was feeling a bit glum but this was just bad luck as it could have happened to any
of the cars. The three blokes crawled under the car to inspect the situation (see
photo). We womenfolk were initially horrified to see a pile of paving bricks
under the rear wheels of the car but fortunately there were no holes in the paved
courtyard as they had found residual bricks in the garden.
From a Buick 8?
It was decided to truck the car to Adelaide and John and Kaye would bus it to
Adelaide and then fly home to Perth. Regretfully we made our farewells and
turned north to Port Augusta.
That evening we pulled into Minnipa, a little town in the boonies with the usual
huge, white wheat silo dominating the town. The hotel/motel was shut but we
managed to ring the owner who turned up about 5 .30 pm and let us in. Nice
units out the back of the old pub.
At dinner time we headed into the dining room. Through most of the trip we
three had been trying to convince Tony not to have his steak well done, but to
have it medium-rare. Tony was eventually convinced of the error of his ways.
Anyway, Tony and I ordered steak for dinner, mine rare, Tony’s medium-rare.
Eventually the meals came out and the owner said carefully to me, “yours was the
rare one” and to Tony “yours was the medium-rare”. The reality was that they
were both cooked to shoe leather consistency (Ron Noonan would have loved the
steak). However one must realise that we were in a place where you couldn’t
drink the tapwater so you have to just get on with it sometimes.
The next morning we encountered rain all the way into Ceduna. Lunch at
Nullarbor was bitterly cold with a high wind. We all ate lunch back in the cars.
Further on down the road we saw a dingo sitting at the edge of the road surveying
the scene. They are a lovely looking dog (I don’t subscribe to the baby-taking
reputation they have).
The spectacular (and breezy) Nullarbor cliffs
Managed to get the last two rooms at Eucla, Norseman the next night and then

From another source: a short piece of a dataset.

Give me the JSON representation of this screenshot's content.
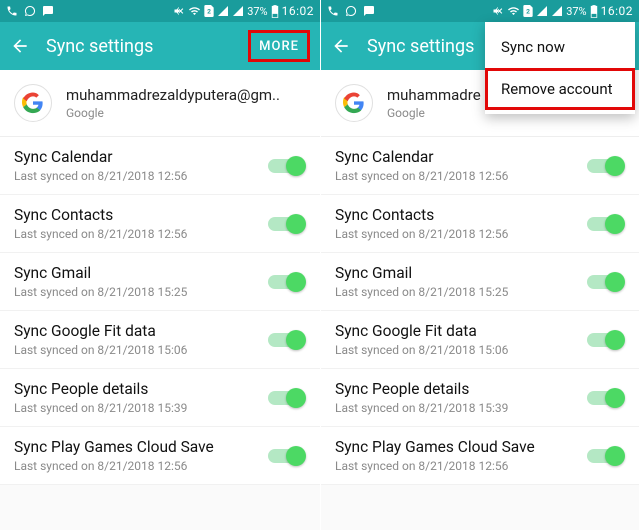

All in all for the trip both ways and the National runs we had travelled some 10,600
km and spent $2,850 on fuel. We all agreed that we wouldn’t have missed it for
L M Haime (WA Buicks)